The Wall Street Journal posted an article yesterday evening highlighting a spate of debt issuances by private-equity owned companies. The companies aren't selling bonds to fund acquisitions or capital spending; they're adding debt to their balance sheets for the purpose of paying dividends to their private equity owners.
The Journal points out that Leonard Green and CVC Capital Partners, who took BJ's Wholesale Club private last year for $2.8 billion, have already repaid themselves the full cash investment. BJ's recently sold about $1.625 billion in bonds to help fund a $643 million cash dividend. The offering was among the factors that lead Moody's to downgrade the company's credit rating even deeper into junk status.
The bonds in these offerings may not be rated AAA like their housing-bubble counterparts, but there are plenty of investors willing to take on riskier assets as they try to keep inflation from eating into their portfolios.
Offerings like this are interesting for several reasons. First, by managing the deal this way, the private equity firms have already been made whole. The worst they can do from this point forward is breakeven. If they wanted to, BJ's could be sold tomorrow for the same or less than the original purchase price and the PE firms would still turn a profit. This removes the risk from the deal, and with it, much of the incentive to make sure BJ's is spun back out as a healthier company.
The second reason these deals are interesting is that as The Journal pointed out, these debt offerings are increasingly being issued using so-called “payment in kind toggle” of PIK toggle notes. These are instruments that allow the borrower to defer interest payments, adding the deferred amount to the balance of the loan. This sounds pretty similar to the pick-a-payment mortgages that blew up along with lots of other exotic and ultimately ill-advised loans written as the housing bubble inflated.

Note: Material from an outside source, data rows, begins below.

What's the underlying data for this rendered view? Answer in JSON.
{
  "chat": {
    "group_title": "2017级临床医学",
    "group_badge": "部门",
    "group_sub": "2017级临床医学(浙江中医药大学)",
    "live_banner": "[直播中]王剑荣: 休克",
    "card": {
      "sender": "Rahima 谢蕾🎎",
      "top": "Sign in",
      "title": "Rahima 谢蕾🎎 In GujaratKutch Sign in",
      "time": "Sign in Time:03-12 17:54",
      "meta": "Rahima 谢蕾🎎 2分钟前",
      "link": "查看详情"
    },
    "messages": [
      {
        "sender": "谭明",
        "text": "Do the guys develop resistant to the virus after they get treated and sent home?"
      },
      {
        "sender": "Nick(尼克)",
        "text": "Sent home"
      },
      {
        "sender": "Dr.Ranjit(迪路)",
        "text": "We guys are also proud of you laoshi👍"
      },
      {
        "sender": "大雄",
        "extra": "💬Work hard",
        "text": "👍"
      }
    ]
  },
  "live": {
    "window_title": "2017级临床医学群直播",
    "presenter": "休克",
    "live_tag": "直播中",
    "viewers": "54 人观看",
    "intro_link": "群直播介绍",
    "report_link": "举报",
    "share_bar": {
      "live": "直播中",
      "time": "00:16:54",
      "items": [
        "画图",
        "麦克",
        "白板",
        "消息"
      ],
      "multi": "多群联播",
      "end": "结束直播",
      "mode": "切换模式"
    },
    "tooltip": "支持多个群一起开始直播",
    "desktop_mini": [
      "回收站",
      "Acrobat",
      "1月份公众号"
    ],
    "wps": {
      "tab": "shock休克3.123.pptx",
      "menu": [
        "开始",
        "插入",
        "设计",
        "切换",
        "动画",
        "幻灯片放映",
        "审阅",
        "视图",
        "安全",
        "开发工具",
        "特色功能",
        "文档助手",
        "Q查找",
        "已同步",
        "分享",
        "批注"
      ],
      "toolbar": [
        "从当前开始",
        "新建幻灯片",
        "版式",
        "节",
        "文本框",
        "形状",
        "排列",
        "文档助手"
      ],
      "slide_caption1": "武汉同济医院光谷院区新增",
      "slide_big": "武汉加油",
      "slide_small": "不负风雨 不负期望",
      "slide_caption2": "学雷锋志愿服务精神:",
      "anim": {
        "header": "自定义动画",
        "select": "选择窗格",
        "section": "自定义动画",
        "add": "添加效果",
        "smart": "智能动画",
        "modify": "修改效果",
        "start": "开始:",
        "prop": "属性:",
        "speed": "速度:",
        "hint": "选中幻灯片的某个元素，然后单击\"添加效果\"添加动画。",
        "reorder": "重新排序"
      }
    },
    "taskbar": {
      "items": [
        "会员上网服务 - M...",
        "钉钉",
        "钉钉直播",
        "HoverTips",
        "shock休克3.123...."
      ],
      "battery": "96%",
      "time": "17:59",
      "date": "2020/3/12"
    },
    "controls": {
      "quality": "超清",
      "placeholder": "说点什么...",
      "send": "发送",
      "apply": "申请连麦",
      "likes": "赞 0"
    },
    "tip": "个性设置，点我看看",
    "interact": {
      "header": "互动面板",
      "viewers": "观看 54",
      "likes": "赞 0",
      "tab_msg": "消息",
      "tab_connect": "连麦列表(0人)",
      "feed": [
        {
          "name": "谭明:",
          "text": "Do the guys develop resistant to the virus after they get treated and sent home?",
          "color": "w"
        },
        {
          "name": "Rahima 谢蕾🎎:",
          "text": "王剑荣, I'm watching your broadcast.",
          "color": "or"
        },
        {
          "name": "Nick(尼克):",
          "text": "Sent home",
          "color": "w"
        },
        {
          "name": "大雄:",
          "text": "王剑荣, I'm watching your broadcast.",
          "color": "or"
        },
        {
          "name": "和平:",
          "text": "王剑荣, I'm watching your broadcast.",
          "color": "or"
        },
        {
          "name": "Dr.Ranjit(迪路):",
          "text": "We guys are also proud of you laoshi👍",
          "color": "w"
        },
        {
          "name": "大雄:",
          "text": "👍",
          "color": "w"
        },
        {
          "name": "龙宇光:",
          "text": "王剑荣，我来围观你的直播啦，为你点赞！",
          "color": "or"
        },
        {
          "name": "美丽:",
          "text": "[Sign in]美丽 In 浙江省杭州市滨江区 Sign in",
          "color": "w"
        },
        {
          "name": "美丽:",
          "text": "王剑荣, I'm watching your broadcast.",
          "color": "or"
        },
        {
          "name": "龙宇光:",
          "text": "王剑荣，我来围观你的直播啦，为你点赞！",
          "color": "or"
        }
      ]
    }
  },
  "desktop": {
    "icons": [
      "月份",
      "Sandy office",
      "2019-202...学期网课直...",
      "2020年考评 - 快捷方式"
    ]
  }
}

A study by Moody's Investors Service found that the default rate for PIK-toggle bonds sold between 2006 and 2012 was 13%, double the rate for comparably rated companies who issued more traditional debt. This is likely because the ability to defer interest payments allows companies in an already shaky financial position to dig themselves into hole. Add in a group of private equity owners who have already taken their risk off the table and these deals like a disaster waiting to happen.

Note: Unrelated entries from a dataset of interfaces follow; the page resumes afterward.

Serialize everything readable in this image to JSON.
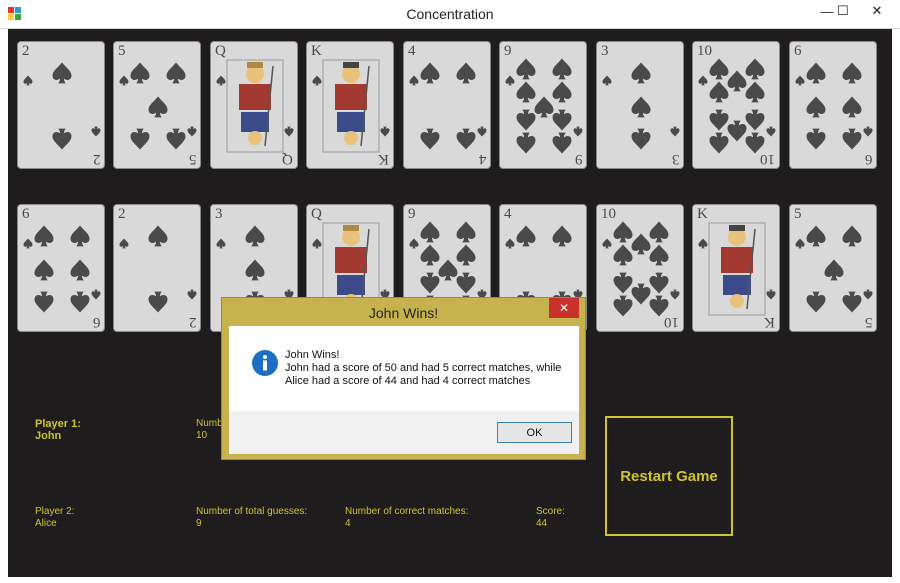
{
  "window": {
    "title": "Concentration",
    "minimize_symbol": "—",
    "maximize_symbol": "☐",
    "close_symbol": "✕"
  },
  "cards": {
    "row1": [
      {
        "rank": "2",
        "kind": "pip",
        "pips": 2
      },
      {
        "rank": "5",
        "kind": "pip",
        "pips": 5
      },
      {
        "rank": "Q",
        "kind": "face"
      },
      {
        "rank": "K",
        "kind": "face"
      },
      {
        "rank": "4",
        "kind": "pip",
        "pips": 4
      },
      {
        "rank": "9",
        "kind": "pip",
        "pips": 9
      },
      {
        "rank": "3",
        "kind": "pip",
        "pips": 3
      },
      {
        "rank": "10",
        "kind": "pip",
        "pips": 10
      },
      {
        "rank": "6",
        "kind": "pip",
        "pips": 6
      }
    ],
    "row2": [
      {
        "rank": "6",
        "kind": "pip",
        "pips": 6
      },
      {
        "rank": "2",
        "kind": "pip",
        "pips": 2
      },
      {
        "rank": "3",
        "kind": "pip",
        "pips": 3
      },
      {
        "rank": "Q",
        "kind": "face"
      },
      {
        "rank": "9",
        "kind": "pip",
        "pips": 9
      },
      {
        "rank": "4",
        "kind": "pip",
        "pips": 4
      },
      {
        "rank": "10",
        "kind": "pip",
        "pips": 10
      },
      {
        "rank": "K",
        "kind": "face"
      },
      {
        "rank": "5",
        "kind": "pip",
        "pips": 5
      }
    ],
    "suit_symbol": "♠"
  },
  "player1": {
    "label": "Player 1:",
    "name": "John",
    "guesses_label": "Number of total guesses:",
    "guesses": "10"
  },
  "player2": {
    "label": "Player 2:",
    "name": "Alice",
    "guesses_label": "Number of total guesses:",
    "guesses": "9",
    "matches_label": "Number of correct matches:",
    "matches": "4",
    "score_label": "Score:",
    "score": "44"
  },
  "restart_label": "Restart Game",
  "dialog": {
    "title": "John Wins!",
    "line1": "John Wins!",
    "line2": "John had a score of 50 and had 5 correct matches, while",
    "line3": "Alice had a score of 44 and had 4 correct matches",
    "ok_label": "OK",
    "close_symbol": "✕"
  },
  "colors": {
    "board": "#1e1c1d",
    "card": "#d9d9d9",
    "accent": "#cfc430",
    "dialog_frame": "#c7b34d",
    "close_red": "#c9312a"
  }
}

Bobby Raines is the Managing Editor of the Market Intelligence Center. He has degrees in Mass Communications and History from Emory & Henry College. Bobby worked at a mid-sized daily newspaper before making a switch to covering the financial industry full time in the years leading up to the financial crisis. He has been a member of the Fresh Brewed Media team since 2011 and has served as a writer and analyst. You can write to him at email@example.com.